BRIEF:
The required result is a copy of each line below in which "Risiko" appears.

-----

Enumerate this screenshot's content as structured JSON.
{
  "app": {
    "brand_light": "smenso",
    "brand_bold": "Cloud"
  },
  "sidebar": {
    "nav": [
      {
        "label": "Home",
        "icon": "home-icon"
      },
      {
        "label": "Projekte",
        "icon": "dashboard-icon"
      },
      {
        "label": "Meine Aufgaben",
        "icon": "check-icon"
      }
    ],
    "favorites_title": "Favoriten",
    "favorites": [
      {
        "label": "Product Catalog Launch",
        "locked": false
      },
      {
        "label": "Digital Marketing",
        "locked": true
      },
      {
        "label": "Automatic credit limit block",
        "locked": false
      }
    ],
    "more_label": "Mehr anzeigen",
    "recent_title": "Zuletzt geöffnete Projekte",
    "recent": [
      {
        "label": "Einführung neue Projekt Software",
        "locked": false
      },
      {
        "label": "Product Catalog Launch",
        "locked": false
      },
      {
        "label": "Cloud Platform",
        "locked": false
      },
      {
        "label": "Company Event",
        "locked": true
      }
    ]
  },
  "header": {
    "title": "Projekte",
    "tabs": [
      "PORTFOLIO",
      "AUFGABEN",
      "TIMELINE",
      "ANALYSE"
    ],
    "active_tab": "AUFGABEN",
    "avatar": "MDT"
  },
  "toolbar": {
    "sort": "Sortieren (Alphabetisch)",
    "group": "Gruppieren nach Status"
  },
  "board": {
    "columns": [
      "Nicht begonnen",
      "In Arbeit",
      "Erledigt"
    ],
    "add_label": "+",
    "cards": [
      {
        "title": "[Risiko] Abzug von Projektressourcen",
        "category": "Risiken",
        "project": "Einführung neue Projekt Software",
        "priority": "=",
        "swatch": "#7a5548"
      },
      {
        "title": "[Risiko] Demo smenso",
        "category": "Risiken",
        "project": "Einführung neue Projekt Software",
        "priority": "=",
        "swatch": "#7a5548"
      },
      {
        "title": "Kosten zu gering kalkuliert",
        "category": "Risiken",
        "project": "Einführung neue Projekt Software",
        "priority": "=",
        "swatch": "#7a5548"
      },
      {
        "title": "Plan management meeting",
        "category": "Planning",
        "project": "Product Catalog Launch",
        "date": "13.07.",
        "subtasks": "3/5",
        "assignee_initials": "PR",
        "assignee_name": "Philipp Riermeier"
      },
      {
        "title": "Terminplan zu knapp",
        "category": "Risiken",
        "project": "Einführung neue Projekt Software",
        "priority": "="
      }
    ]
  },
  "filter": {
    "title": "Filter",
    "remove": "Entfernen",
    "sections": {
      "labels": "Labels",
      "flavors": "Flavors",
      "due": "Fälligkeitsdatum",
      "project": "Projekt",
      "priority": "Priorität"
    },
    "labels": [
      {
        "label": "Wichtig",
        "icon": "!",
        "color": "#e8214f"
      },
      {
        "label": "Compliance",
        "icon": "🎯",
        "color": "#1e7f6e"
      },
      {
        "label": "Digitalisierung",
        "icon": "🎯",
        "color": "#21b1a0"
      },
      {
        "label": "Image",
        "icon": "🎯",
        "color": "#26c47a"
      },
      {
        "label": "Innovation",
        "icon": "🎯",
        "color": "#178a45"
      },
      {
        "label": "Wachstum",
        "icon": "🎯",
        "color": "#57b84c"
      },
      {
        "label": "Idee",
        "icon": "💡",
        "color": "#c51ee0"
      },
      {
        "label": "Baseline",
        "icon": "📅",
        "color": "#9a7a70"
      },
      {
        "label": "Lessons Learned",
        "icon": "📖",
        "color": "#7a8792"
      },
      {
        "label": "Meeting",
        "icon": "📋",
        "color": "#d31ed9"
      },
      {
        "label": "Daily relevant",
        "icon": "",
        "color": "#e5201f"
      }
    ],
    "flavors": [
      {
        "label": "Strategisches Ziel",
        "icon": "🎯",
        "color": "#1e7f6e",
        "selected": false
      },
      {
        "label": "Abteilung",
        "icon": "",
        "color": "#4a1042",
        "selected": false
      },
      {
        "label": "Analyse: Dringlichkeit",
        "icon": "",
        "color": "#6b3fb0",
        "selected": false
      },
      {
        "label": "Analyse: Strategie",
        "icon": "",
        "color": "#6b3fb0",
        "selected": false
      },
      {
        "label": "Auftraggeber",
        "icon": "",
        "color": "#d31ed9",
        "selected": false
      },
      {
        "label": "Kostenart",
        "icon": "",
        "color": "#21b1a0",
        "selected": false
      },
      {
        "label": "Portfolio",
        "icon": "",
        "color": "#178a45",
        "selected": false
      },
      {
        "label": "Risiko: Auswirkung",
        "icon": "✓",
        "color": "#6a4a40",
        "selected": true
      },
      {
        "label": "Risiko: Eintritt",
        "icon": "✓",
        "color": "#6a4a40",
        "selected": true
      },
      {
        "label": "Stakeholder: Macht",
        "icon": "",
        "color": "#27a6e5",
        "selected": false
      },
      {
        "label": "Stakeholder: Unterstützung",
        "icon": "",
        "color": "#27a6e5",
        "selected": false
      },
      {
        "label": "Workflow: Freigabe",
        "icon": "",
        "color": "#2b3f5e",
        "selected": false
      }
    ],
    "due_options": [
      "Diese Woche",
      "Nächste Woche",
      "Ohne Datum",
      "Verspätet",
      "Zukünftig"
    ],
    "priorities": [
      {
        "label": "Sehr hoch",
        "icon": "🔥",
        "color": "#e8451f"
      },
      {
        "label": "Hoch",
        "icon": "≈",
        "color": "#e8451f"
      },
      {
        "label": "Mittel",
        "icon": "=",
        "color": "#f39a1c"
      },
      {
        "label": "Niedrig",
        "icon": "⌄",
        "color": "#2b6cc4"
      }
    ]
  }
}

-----

TASK SOLUTION:
        "title": "[Risiko] Abzug von Projektressourcen",
        "title": "[Risiko] Demo smenso",
        "label": "Risiko: Auswirkung",
        "label": "Risiko: Eintritt",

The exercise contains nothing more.